équilibre entre les voix autochtones et non autochtones unies par leur baptême commun et leur foi catholique.

Le Cercle se réunira de nouveau en mars 2019.

Reflection for Sunday, May 6, 2018

by Paul Robson sj

Have you ever had the experience of feeling love and concern for someone who is outside of your circle of family and friends? Or of loving a complete stranger, even? I can recall a moment in my life when I was on the bus, leaving Thunder Bay. I looked out the window and saw someone walking down the
street. I felt interest, care, concern, even love, for that individual. I would explain that moment of connection, with that person on the street as I looked down from the bus, as being a gift from God.

For God, there are no strangers. Who, then, are we to God, in relation to God? Perhaps it is appropriate to call ourselves the servants of God. Our Creator is the master, and we do our best to do God’s will, as much as we can. While there is truth in the idea that we are God’s servants, Jesus says in today’s Gospel:
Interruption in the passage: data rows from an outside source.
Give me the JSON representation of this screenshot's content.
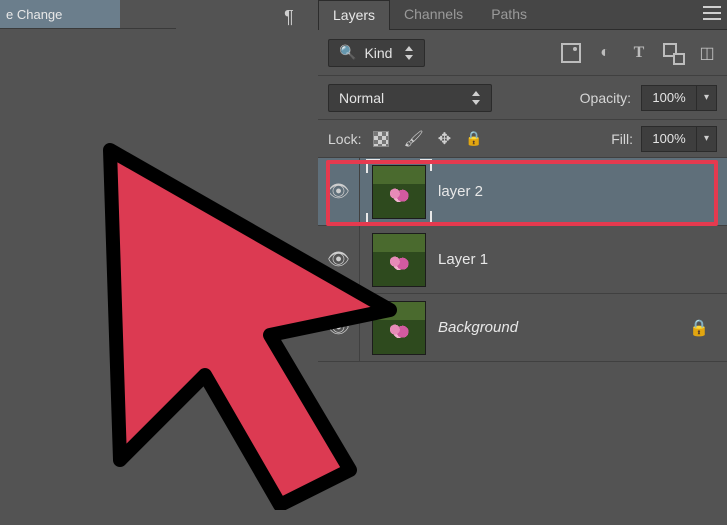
{
  "ui_fragment": {
    "top_left_tab": "e Change"
  },
  "panel": {
    "tabs": {
      "layers": "Layers",
      "channels": "Channels",
      "paths": "Paths"
    },
    "filter": {
      "kind_label": "Kind"
    },
    "blend": {
      "mode": "Normal",
      "opacity_label": "Opacity:",
      "opacity_value": "100%"
    },
    "lock": {
      "label": "Lock:",
      "fill_label": "Fill:",
      "fill_value": "100%"
    },
    "layers": [
      {
        "name": "layer 2",
        "visible": true,
        "selected": true,
        "locked": false,
        "italic": false
      },
      {
        "name": "Layer 1",
        "visible": true,
        "selected": false,
        "locked": false,
        "italic": false
      },
      {
        "name": "Background",
        "visible": true,
        "selected": false,
        "locked": true,
        "italic": true
      }
    ]
  }
}
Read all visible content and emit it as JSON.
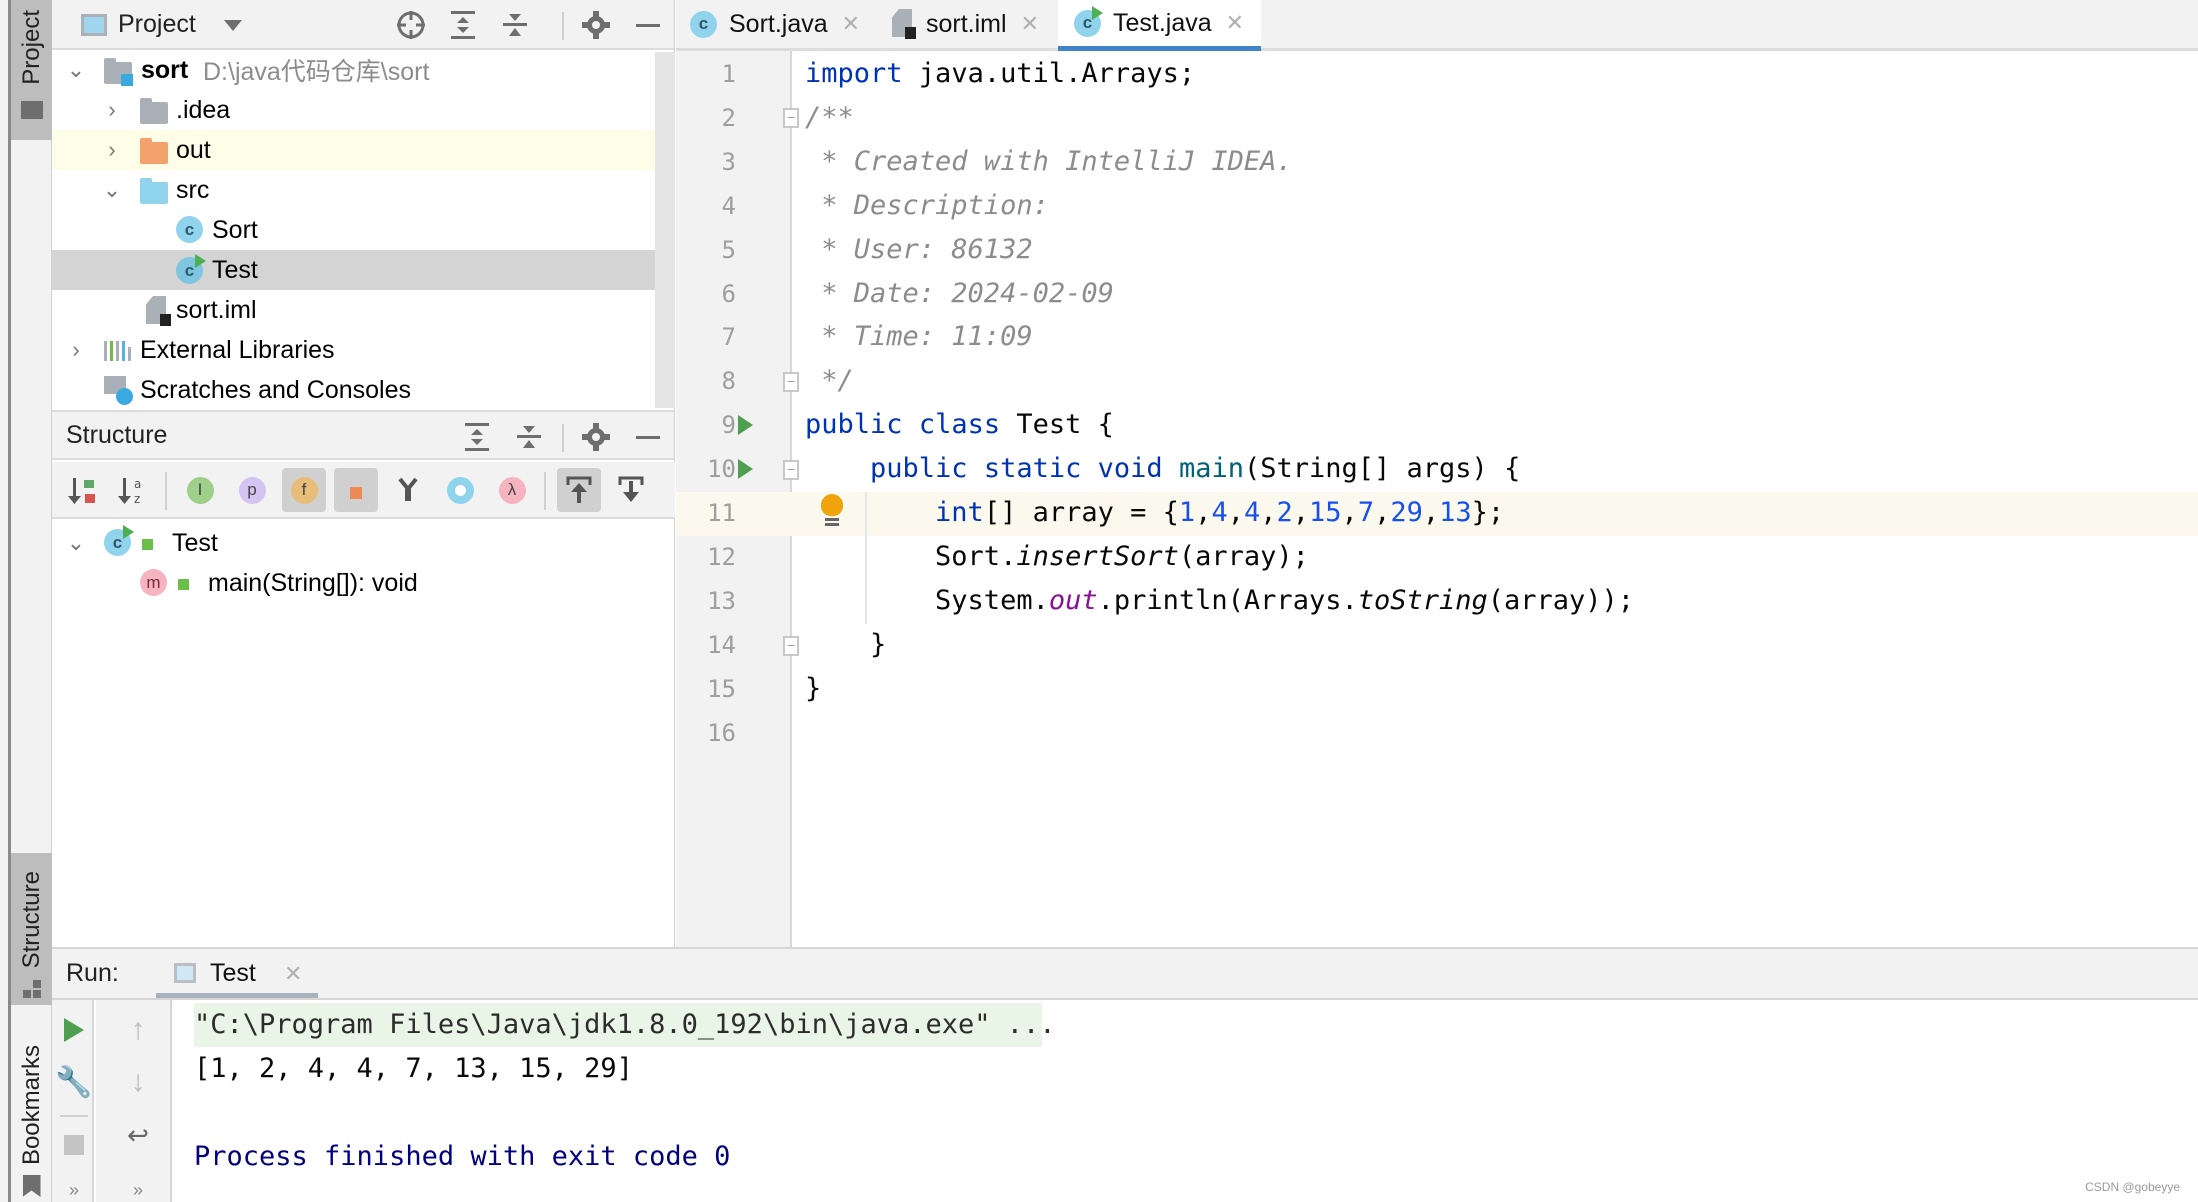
{
  "tool_strip": {
    "project_tab": "Project",
    "structure_tab": "Structure",
    "bookmarks_tab": "Bookmarks"
  },
  "project_panel": {
    "title": "Project",
    "header_icons": [
      "locate-icon",
      "expand-all-icon",
      "collapse-all-icon",
      "gear-icon",
      "minimize-icon"
    ],
    "tree": [
      {
        "label": "sort",
        "hint": "D:\\java代码仓库\\sort",
        "expanded": true,
        "type": "module"
      },
      {
        "label": ".idea",
        "expanded": false,
        "type": "folder"
      },
      {
        "label": "out",
        "expanded": false,
        "type": "folder-excluded"
      },
      {
        "label": "src",
        "expanded": true,
        "type": "folder-source"
      },
      {
        "label": "Sort",
        "type": "class"
      },
      {
        "label": "Test",
        "type": "class-runnable",
        "selected": true
      },
      {
        "label": "sort.iml",
        "type": "iml-file"
      },
      {
        "label": "External Libraries",
        "expanded": false,
        "type": "libraries"
      },
      {
        "label": "Scratches and Consoles",
        "type": "scratches"
      }
    ]
  },
  "structure_panel": {
    "title": "Structure",
    "toolbar": [
      {
        "name": "sort-by-visibility",
        "label": ""
      },
      {
        "name": "sort-alphabetically",
        "label": "a z"
      },
      {
        "name": "show-inherited",
        "label": "I"
      },
      {
        "name": "show-properties",
        "label": "p"
      },
      {
        "name": "show-fields",
        "label": "f",
        "active": true
      },
      {
        "name": "show-non-public",
        "label": "",
        "active": true
      },
      {
        "name": "show-lambdas-tree",
        "label": ""
      },
      {
        "name": "show-anonymous",
        "label": ""
      },
      {
        "name": "show-lambdas",
        "label": "λ"
      },
      {
        "name": "autoscroll-to-source",
        "label": "",
        "active": true
      },
      {
        "name": "autoscroll-from-source",
        "label": ""
      }
    ],
    "tree": [
      {
        "label": "Test",
        "type": "class"
      },
      {
        "label": "main(String[]): void",
        "type": "method",
        "badge": "m"
      }
    ]
  },
  "editor": {
    "tabs": [
      {
        "label": "Sort.java",
        "type": "class",
        "active": false
      },
      {
        "label": "sort.iml",
        "type": "iml",
        "active": false
      },
      {
        "label": "Test.java",
        "type": "class-runnable",
        "active": true
      }
    ],
    "current_line": 11,
    "lines": [
      "import java.util.Arrays;",
      "/**",
      " * Created with IntelliJ IDEA.",
      " * Description:",
      " * User: 86132",
      " * Date: 2024-02-09",
      " * Time: 11:09",
      " */",
      "public class Test {",
      "    public static void main(String[] args) {",
      "        int[] array = {1,4,4,2,15,7,29,13};",
      "        Sort.insertSort(array);",
      "        System.out.println(Arrays.toString(array));",
      "    }",
      "}",
      ""
    ]
  },
  "run_panel": {
    "label": "Run:",
    "tab": "Test",
    "console": [
      {
        "text": "\"C:\\Program Files\\Java\\jdk1.8.0_192\\bin\\java.exe\" ...",
        "kind": "command"
      },
      {
        "text": "[1, 2, 4, 4, 7, 13, 15, 29]",
        "kind": "output"
      },
      {
        "text": "",
        "kind": "blank"
      },
      {
        "text": "Process finished with exit code 0",
        "kind": "system"
      }
    ]
  },
  "watermark": "CSDN @gobeyye",
  "colors": {
    "accent_tab": "#4083c9",
    "keyword": "#0033b3",
    "number": "#1750eb",
    "comment": "#8c8c8c",
    "static_field": "#871094",
    "system_output": "#000080",
    "command_bg": "#e9f5e6"
  }
}
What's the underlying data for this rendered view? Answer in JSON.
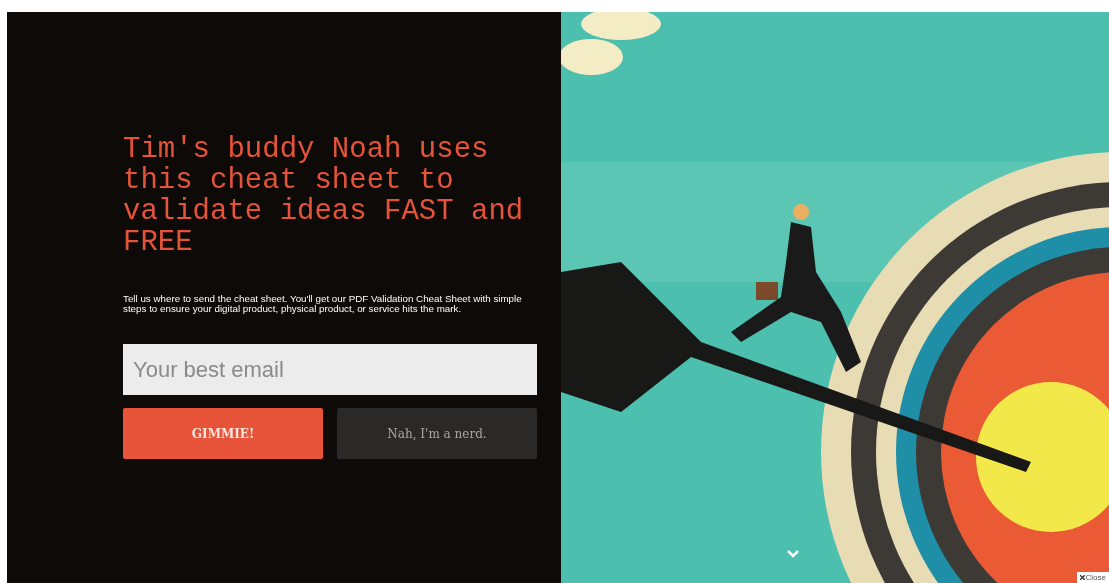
{
  "headline": "Tim's buddy Noah uses this cheat sheet to validate ideas FAST and FREE",
  "description": "Tell us where to send the cheat sheet. You'll get our PDF Validation Cheat Sheet with simple steps to ensure your digital product, physical product, or service hits the mark.",
  "email_field": {
    "placeholder": "Your best email"
  },
  "buttons": [
    {
      "label": "GIMMIE!",
      "kind": "primary"
    },
    {
      "label": "Nah, I'm a nerd.",
      "kind": "secondary"
    }
  ],
  "close_label": "Close"
}
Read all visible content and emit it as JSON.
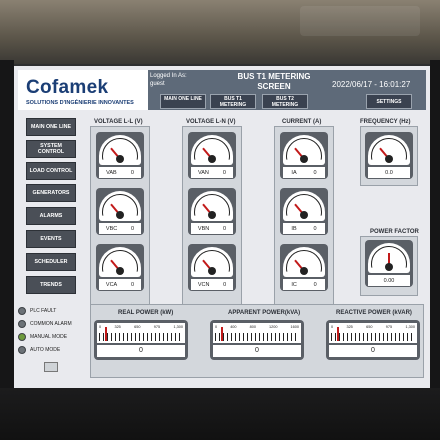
{
  "header": {
    "logo": "Cofamek",
    "logo_tagline": "SOLUTIONS D'INGÉNIERIE INNOVANTES",
    "logged_in": "Logged In As:",
    "user": "guest",
    "title": "BUS T1 METERING SCREEN",
    "datetime": "2022/06/17 - 16:01:27"
  },
  "nav": {
    "main_one_line": "MAIN ONE LINE",
    "bus_t1": "BUS T1 METERING",
    "bus_t2": "BUS T2 METERING",
    "settings": "SETTINGS"
  },
  "sidebar": {
    "items": [
      "MAIN ONE LINE",
      "SYSTEM CONTROL",
      "LOAD CONTROL",
      "GENERATORS",
      "ALARMS",
      "EVENTS",
      "SCHEDULER",
      "TRENDS"
    ]
  },
  "status": {
    "plc_fault": "PLC FAULT",
    "common_alarm": "COMMON ALARM",
    "manual_mode": "MANUAL MODE",
    "auto_mode": "AUTO MODE"
  },
  "sections": {
    "voltage_ll": "VOLTAGE L-L (V)",
    "voltage_ln": "VOLTAGE L-N (V)",
    "current": "CURRENT (A)",
    "frequency": "FREQUENCY (Hz)",
    "power_factor": "POWER FACTOR",
    "real_power": "REAL POWER (kW)",
    "apparent_power": "APPARENT POWER(kVA)",
    "reactive_power": "REACTIVE POWER (kVAR)"
  },
  "gauges": {
    "vab": {
      "label": "VAB",
      "value": "0"
    },
    "vbc": {
      "label": "VBC",
      "value": "0"
    },
    "vca": {
      "label": "VCA",
      "value": "0"
    },
    "van": {
      "label": "VAN",
      "value": "0"
    },
    "vbn": {
      "label": "VBN",
      "value": "0"
    },
    "vcn": {
      "label": "VCN",
      "value": "0"
    },
    "ia": {
      "label": "IA",
      "value": "0"
    },
    "ib": {
      "label": "IB",
      "value": "0"
    },
    "ic": {
      "label": "IC",
      "value": "0"
    },
    "freq": {
      "value": "0.0"
    },
    "pf": {
      "value": "0.00"
    }
  },
  "power_meters": {
    "real": {
      "scale": [
        "0",
        "325",
        "650",
        "975",
        "1,300"
      ],
      "value": "0"
    },
    "apparent": {
      "scale": [
        "0",
        "400",
        "800",
        "1200",
        "1600"
      ],
      "value": "0"
    },
    "reactive": {
      "scale": [
        "0",
        "325",
        "650",
        "975",
        "1,300"
      ],
      "value": "0"
    }
  },
  "colors": {
    "header": "#5e6a79",
    "brand": "#1b3e75",
    "button": "#4a4f57",
    "needle": "#c21a1a",
    "lamp_green": "#6d9a3c"
  }
}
“I do not call you servants any longer … but I have called you friends.” We have a friend in Jesus; and while God is greater than us, God is not distant from us.
Peter states, in today’s first reading, that “God shows no partiality.” God loves everyone, as well as all of Creation. What God asks of us, and facilitates in us, is that we love one another. In short, God asks us to be like God! And so there are moments in our lives when we experience love, where this love involves
an unselfish concern for others; and where love begins, certainly, with our near and dear ones, such as our family members. But this love can extend further than that, even to strangers, and even to our “enemies”.

Let us ask God for the gift of love in our lives: that we might be open to God’s love and to the love of others toward us; and that we might, in turn, love others as God loves us.

Canadian Canoe Pilgrimage Highlights

Highlights from the 2017 Canadian Canoe Pilgrimage. Thank you to everyone that participated, who volunteered, who donated, who met with them along the way and who prayer for their success.